Retype all the records below exactly as they are, with no image carried over.

*** Block opens ***

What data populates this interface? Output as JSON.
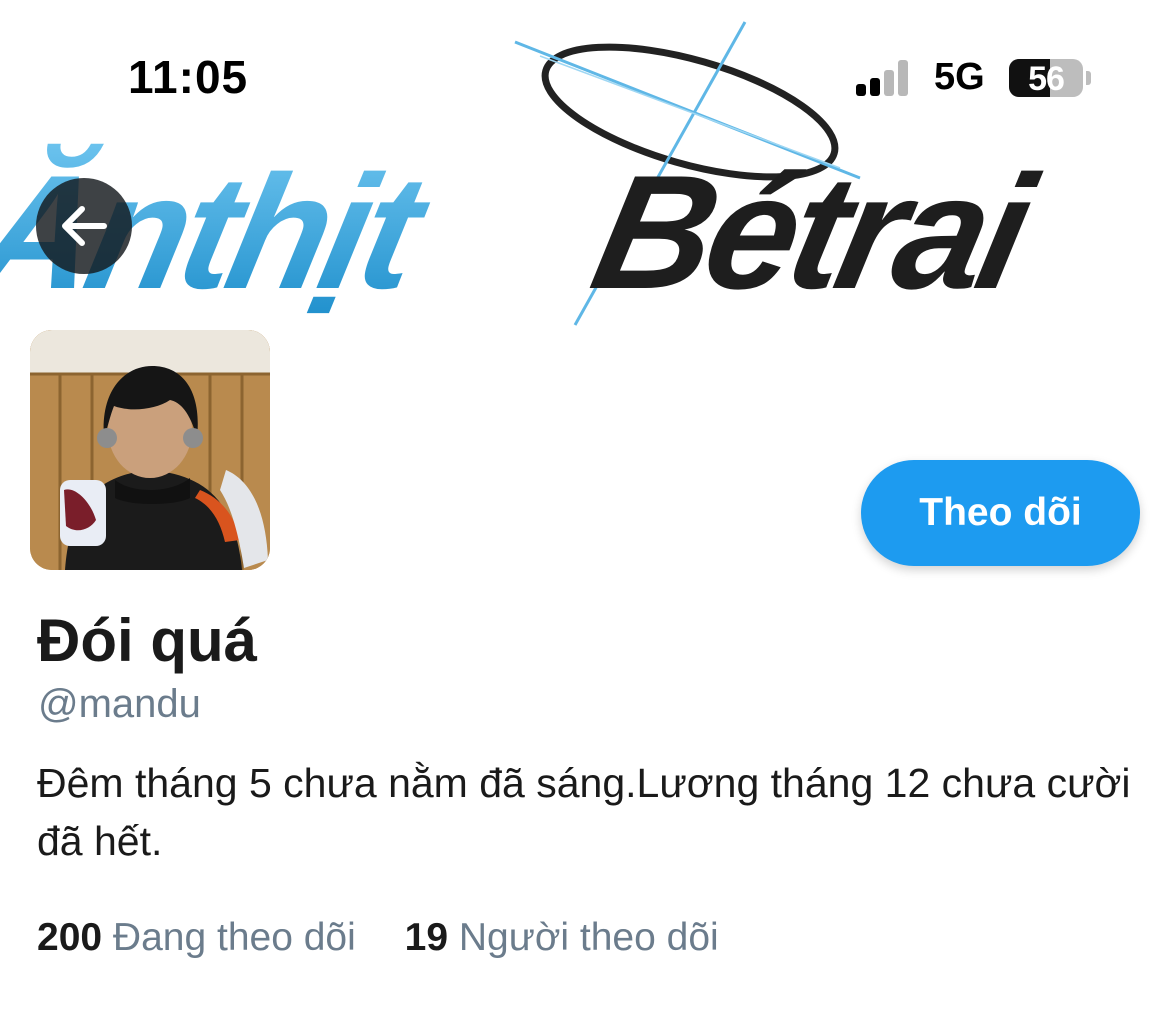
{
  "status_bar": {
    "time": "11:05",
    "network": "5G",
    "battery": "56",
    "battery_level": 0.56
  },
  "banner": {
    "logo_text_left": "Ănthịt",
    "logo_text_right": "Bétrai"
  },
  "profile": {
    "display_name": "Đói quá",
    "handle": "@mandu",
    "bio": "Đêm tháng 5 chưa nằm đã sáng.Lương tháng 12 chưa cười đã hết.",
    "follow_label": "Theo dõi",
    "following_count": "200",
    "following_label": "Đang theo dõi",
    "followers_count": "19",
    "followers_label": "Người theo dõi"
  },
  "colors": {
    "accent": "#1d9bf0",
    "logo_blue": "#2a9fd6",
    "logo_dark": "#1e1e1e",
    "muted_text": "#6b7c8c"
  },
  "icons": {
    "back": "arrow-left-icon",
    "signal": "signal-icon",
    "battery": "battery-icon"
  }
}
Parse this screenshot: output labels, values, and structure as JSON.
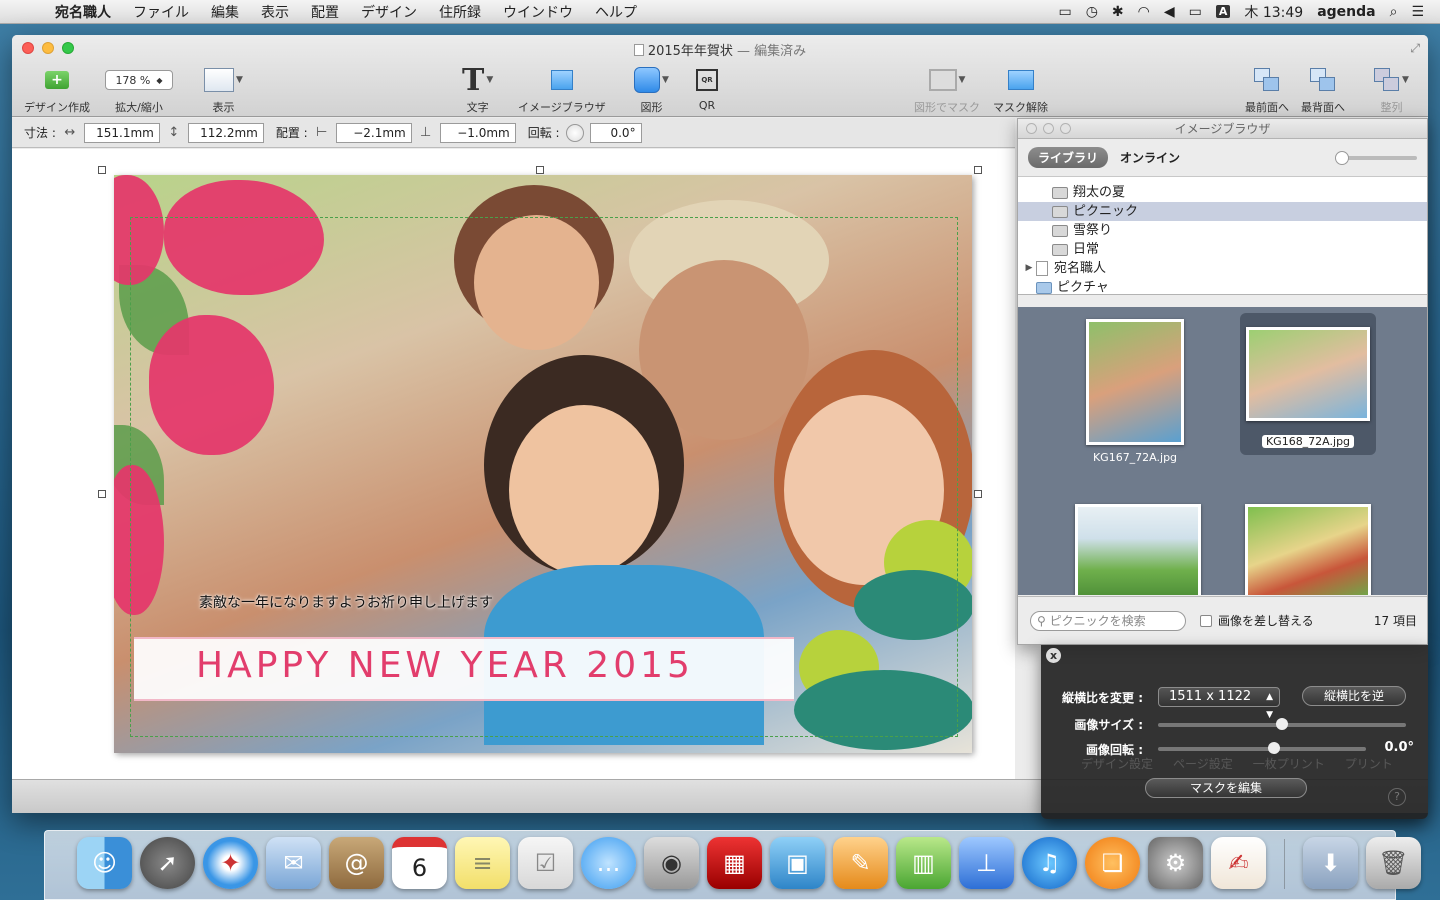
{
  "menubar": {
    "apple": "",
    "items": [
      "宛名職人",
      "ファイル",
      "編集",
      "表示",
      "配置",
      "デザイン",
      "住所録",
      "ウインドウ",
      "ヘルプ"
    ],
    "clock": "木 13:49",
    "input_indicator": "A",
    "user": "agenda"
  },
  "window": {
    "title": "2015年年賀状",
    "title_suffix": "— 編集済み"
  },
  "toolbar": {
    "create": "デザイン作成",
    "zoom_value": "178 %",
    "zoom_label": "拡大/縮小",
    "view": "表示",
    "text": "文字",
    "image_browser": "イメージブラウザ",
    "shape": "図形",
    "qr_icon": "QR",
    "qr": "QR",
    "shape_mask": "図形でマスク",
    "mask_release": "マスク解除",
    "bring_front": "最前面へ",
    "send_back": "最背面へ",
    "align": "整列"
  },
  "dimensions": {
    "size_label": "寸法 :",
    "width": "151.1mm",
    "height": "112.2mm",
    "position_label": "配置 :",
    "x": "−2.1mm",
    "y": "−1.0mm",
    "rotation_label": "回転 :",
    "rotation": "0.0°"
  },
  "card": {
    "message": "素敵な一年になりますようお祈り申し上げます",
    "greeting": "HAPPY NEW YEAR 2015"
  },
  "image_browser": {
    "title": "イメージブラウザ",
    "tab_library": "ライブラリ",
    "tab_online": "オンライン",
    "tree": [
      {
        "label": "翔太の夏",
        "selected": false
      },
      {
        "label": "ピクニック",
        "selected": true
      },
      {
        "label": "雪祭り",
        "selected": false
      },
      {
        "label": "日常",
        "selected": false
      },
      {
        "label": "宛名職人",
        "selected": false
      },
      {
        "label": "ピクチャ",
        "selected": false
      }
    ],
    "thumbnails": [
      {
        "name": "KG167_72A.jpg",
        "selected": false
      },
      {
        "name": "KG168_72A.jpg",
        "selected": true
      },
      {
        "name": "",
        "selected": false
      },
      {
        "name": "",
        "selected": false
      }
    ],
    "search_placeholder": "ピクニックを検索",
    "replace_label": "画像を差し替える",
    "count": "17 項目"
  },
  "hud": {
    "close": "x",
    "aspect_label": "縦横比を変更 :",
    "aspect_value": "1511 x 1122",
    "swap_button": "縦横比を逆",
    "size_label": "画像サイズ :",
    "size_level": 0.5,
    "rotation_label": "画像回転 :",
    "rotation_level": 0.56,
    "rotation_value": "0.0°",
    "edit_mask": "マスクを編集",
    "ghost_tabs": [
      "デザイン設定",
      "ページ設定",
      "一枚プリント",
      "プリント"
    ],
    "help": "?"
  },
  "dock": {
    "icons": [
      "finder-icon",
      "launchpad-icon",
      "safari-icon",
      "mail-icon",
      "contacts-icon",
      "calendar-icon",
      "notes-icon",
      "reminders-icon",
      "messages-icon",
      "facetime-icon",
      "photo-booth-icon",
      "iphoto-icon",
      "pages-icon",
      "numbers-icon",
      "keynote-icon",
      "itunes-icon",
      "ibooks-icon",
      "system-preferences-icon",
      "atena-shokunin-icon",
      "downloads-icon",
      "trash-icon"
    ],
    "calendar_day": "6"
  },
  "colors": {
    "accent_pink": "#e23d6c",
    "selection": "#c8cfe0"
  }
}
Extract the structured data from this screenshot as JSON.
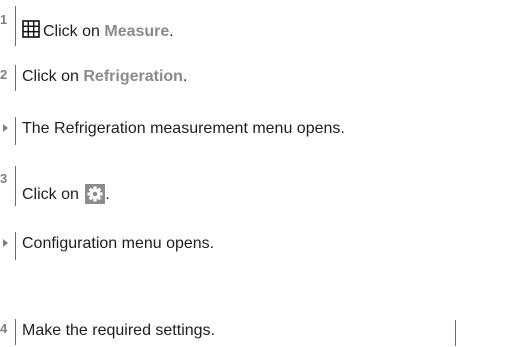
{
  "steps": [
    {
      "marker": "1",
      "prefix": "Click on ",
      "target": "Measure",
      "suffix": ".",
      "icon": "grid-icon"
    },
    {
      "marker": "2",
      "prefix": "Click on ",
      "target": "Refrigeration",
      "suffix": "."
    },
    {
      "marker": "result-arrow",
      "text": "The Refrigeration measurement menu opens."
    },
    {
      "marker": "3",
      "prefix": "Click on ",
      "suffix": ".",
      "icon": "gear-icon"
    },
    {
      "marker": "result-arrow",
      "text": "Configuration menu opens."
    },
    {
      "marker": "4",
      "text": "Make the required settings."
    }
  ],
  "colors": {
    "text": "#1e1e1e",
    "ui_element": "#8a8a8a",
    "marker": "#7f7f7f",
    "icon_fill": "#8c8c8c"
  }
}
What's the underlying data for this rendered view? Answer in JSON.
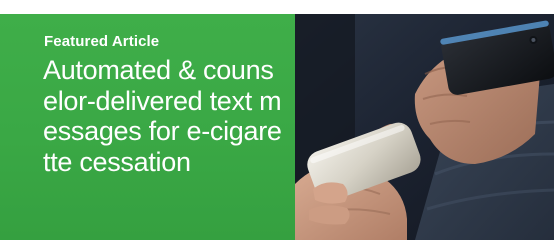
{
  "featured": {
    "eyebrow": "Featured Article",
    "headline": "Automated & counselor-delivered text messages for e-cigarette cessation"
  },
  "image": {
    "icon": "hands-holding-smartphones-photo"
  },
  "colors": {
    "panel_green": "#3aa845",
    "text": "#ffffff",
    "photo_dark": "#1d2430"
  }
}
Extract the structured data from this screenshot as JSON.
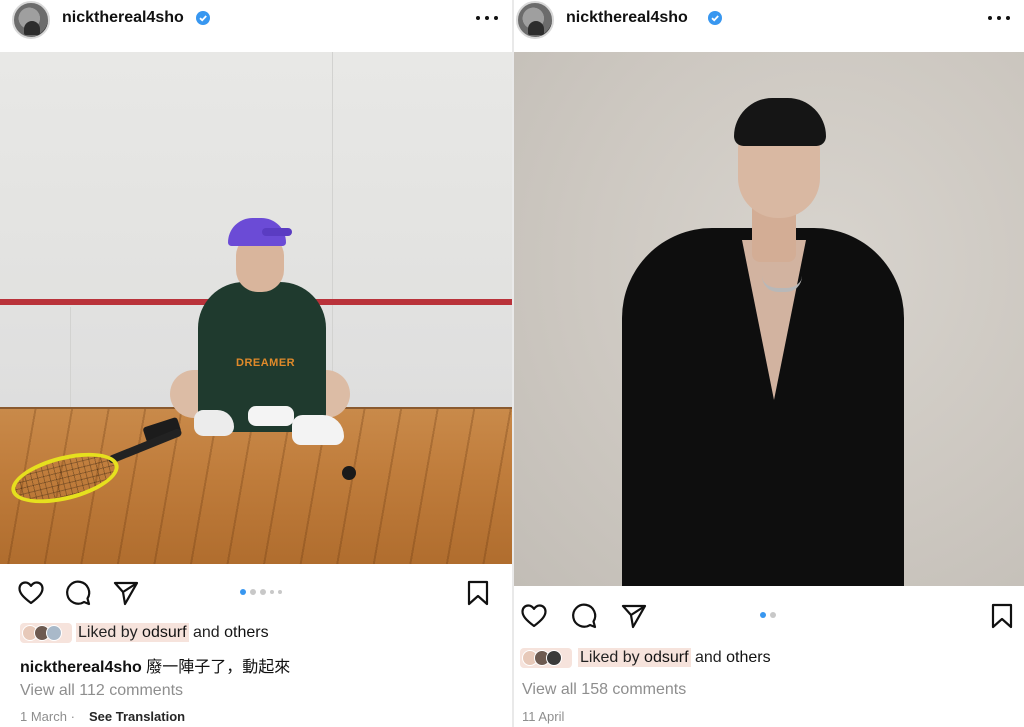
{
  "posts": [
    {
      "username": "nickthereal4sho",
      "verified": true,
      "likes": {
        "prefix": "Liked by",
        "user": "odsurf",
        "and": "and",
        "others": "others"
      },
      "caption": "廢一陣子了，動起來",
      "view_comments": "View all 112 comments",
      "date": "1 March",
      "separator": "·",
      "see_translation": "See Translation",
      "carousel": {
        "count": 5,
        "active": 1
      }
    },
    {
      "username": "nickthereal4sho",
      "verified": true,
      "likes": {
        "prefix": "Liked by",
        "user": "odsurf",
        "and": "and",
        "others": "others"
      },
      "view_comments": "View all 158 comments",
      "date": "11 April",
      "carousel": {
        "count": 2,
        "active": 1
      }
    }
  ],
  "icons": {
    "more": "more-options-icon",
    "like": "heart-icon",
    "comment": "comment-icon",
    "share": "paper-plane-icon",
    "save": "bookmark-icon",
    "verified": "verified-badge-icon"
  },
  "photo_text": {
    "hoodie_print": "DREAMER"
  },
  "colors": {
    "verified": "#3897f0",
    "carousel_active": "#3897f0",
    "muted_text": "#8e8e8e",
    "like_highlight": "#f6e3dc"
  }
}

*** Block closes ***

Result
What data populates this interface? Output as JSON.
{
  "status_bar": {
    "time": "11:05",
    "network": "5G",
    "battery": "56",
    "battery_level": 0.56
  },
  "banner": {
    "logo_text_left": "Ănthịt",
    "logo_text_right": "Bétrai"
  },
  "profile": {
    "display_name": "Đói quá",
    "handle": "@mandu",
    "bio": "Đêm tháng 5 chưa nằm đã sáng.Lương tháng 12 chưa cười đã hết.",
    "follow_label": "Theo dõi",
    "following_count": "200",
    "following_label": "Đang theo dõi",
    "followers_count": "19",
    "followers_label": "Người theo dõi"
  },
  "colors": {
    "accent": "#1d9bf0",
    "logo_blue": "#2a9fd6",
    "logo_dark": "#1e1e1e",
    "muted_text": "#6b7c8c"
  },
  "icons": {
    "back": "arrow-left-icon",
    "signal": "signal-icon",
    "battery": "battery-icon"
  }
}
Parse this screenshot: output labels, values, and structure as JSON.
{
  "menubar": {
    "apple": "",
    "items": [
      "宛名職人",
      "ファイル",
      "編集",
      "表示",
      "配置",
      "デザイン",
      "住所録",
      "ウインドウ",
      "ヘルプ"
    ],
    "clock": "木 13:49",
    "input_indicator": "A",
    "user": "agenda"
  },
  "window": {
    "title": "2015年年賀状",
    "title_suffix": "— 編集済み"
  },
  "toolbar": {
    "create": "デザイン作成",
    "zoom_value": "178 %",
    "zoom_label": "拡大/縮小",
    "view": "表示",
    "text": "文字",
    "image_browser": "イメージブラウザ",
    "shape": "図形",
    "qr_icon": "QR",
    "qr": "QR",
    "shape_mask": "図形でマスク",
    "mask_release": "マスク解除",
    "bring_front": "最前面へ",
    "send_back": "最背面へ",
    "align": "整列"
  },
  "dimensions": {
    "size_label": "寸法 :",
    "width": "151.1mm",
    "height": "112.2mm",
    "position_label": "配置 :",
    "x": "−2.1mm",
    "y": "−1.0mm",
    "rotation_label": "回転 :",
    "rotation": "0.0°"
  },
  "card": {
    "message": "素敵な一年になりますようお祈り申し上げます",
    "greeting": "HAPPY NEW YEAR 2015"
  },
  "image_browser": {
    "title": "イメージブラウザ",
    "tab_library": "ライブラリ",
    "tab_online": "オンライン",
    "tree": [
      {
        "label": "翔太の夏",
        "selected": false
      },
      {
        "label": "ピクニック",
        "selected": true
      },
      {
        "label": "雪祭り",
        "selected": false
      },
      {
        "label": "日常",
        "selected": false
      },
      {
        "label": "宛名職人",
        "selected": false
      },
      {
        "label": "ピクチャ",
        "selected": false
      }
    ],
    "thumbnails": [
      {
        "name": "KG167_72A.jpg",
        "selected": false
      },
      {
        "name": "KG168_72A.jpg",
        "selected": true
      },
      {
        "name": "",
        "selected": false
      },
      {
        "name": "",
        "selected": false
      }
    ],
    "search_placeholder": "ピクニックを検索",
    "replace_label": "画像を差し替える",
    "count": "17 項目"
  },
  "hud": {
    "close": "x",
    "aspect_label": "縦横比を変更 :",
    "aspect_value": "1511 x 1122",
    "swap_button": "縦横比を逆",
    "size_label": "画像サイズ :",
    "size_level": 0.5,
    "rotation_label": "画像回転 :",
    "rotation_level": 0.56,
    "rotation_value": "0.0°",
    "edit_mask": "マスクを編集",
    "ghost_tabs": [
      "デザイン設定",
      "ページ設定",
      "一枚プリント",
      "プリント"
    ],
    "help": "?"
  },
  "dock": {
    "icons": [
      "finder-icon",
      "launchpad-icon",
      "safari-icon",
      "mail-icon",
      "contacts-icon",
      "calendar-icon",
      "notes-icon",
      "reminders-icon",
      "messages-icon",
      "facetime-icon",
      "photo-booth-icon",
      "iphoto-icon",
      "pages-icon",
      "numbers-icon",
      "keynote-icon",
      "itunes-icon",
      "ibooks-icon",
      "system-preferences-icon",
      "atena-shokunin-icon",
      "downloads-icon",
      "trash-icon"
    ],
    "calendar_day": "6"
  },
  "colors": {
    "accent_pink": "#e23d6c",
    "selection": "#c8cfe0"
  }
}
Extract the structured data from this screenshot as JSON.
{
  "steps": [
    {
      "marker": "1",
      "prefix": "Click on ",
      "target": "Measure",
      "suffix": ".",
      "icon": "grid-icon"
    },
    {
      "marker": "2",
      "prefix": "Click on ",
      "target": "Refrigeration",
      "suffix": "."
    },
    {
      "marker": "result-arrow",
      "text": "The Refrigeration measurement menu opens."
    },
    {
      "marker": "3",
      "prefix": "Click on ",
      "suffix": ".",
      "icon": "gear-icon"
    },
    {
      "marker": "result-arrow",
      "text": "Configuration menu opens."
    },
    {
      "marker": "4",
      "text": "Make the required settings."
    }
  ],
  "colors": {
    "text": "#1e1e1e",
    "ui_element": "#8a8a8a",
    "marker": "#7f7f7f",
    "icon_fill": "#8c8c8c"
  }
}
What's the underlying data for this rendered view? Answer in JSON.
{
  "featured": {
    "eyebrow": "Featured Article",
    "headline": "Automated & counselor-delivered text messages for e-cigarette cessation"
  },
  "image": {
    "icon": "hands-holding-smartphones-photo"
  },
  "colors": {
    "panel_green": "#3aa845",
    "text": "#ffffff",
    "photo_dark": "#1d2430"
  }
}
Extract the structured data from this screenshot as JSON.
{
  "posts": [
    {
      "username": "nickthereal4sho",
      "verified": true,
      "likes": {
        "prefix": "Liked by",
        "user": "odsurf",
        "and": "and",
        "others": "others"
      },
      "caption": "廢一陣子了，動起來",
      "view_comments": "View all 112 comments",
      "date": "1 March",
      "separator": "·",
      "see_translation": "See Translation",
      "carousel": {
        "count": 5,
        "active": 1
      }
    },
    {
      "username": "nickthereal4sho",
      "verified": true,
      "likes": {
        "prefix": "Liked by",
        "user": "odsurf",
        "and": "and",
        "others": "others"
      },
      "view_comments": "View all 158 comments",
      "date": "11 April",
      "carousel": {
        "count": 2,
        "active": 1
      }
    }
  ],
  "icons": {
    "more": "more-options-icon",
    "like": "heart-icon",
    "comment": "comment-icon",
    "share": "paper-plane-icon",
    "save": "bookmark-icon",
    "verified": "verified-badge-icon"
  },
  "photo_text": {
    "hoodie_print": "DREAMER"
  },
  "colors": {
    "verified": "#3897f0",
    "carousel_active": "#3897f0",
    "muted_text": "#8e8e8e",
    "like_highlight": "#f6e3dc"
  }
}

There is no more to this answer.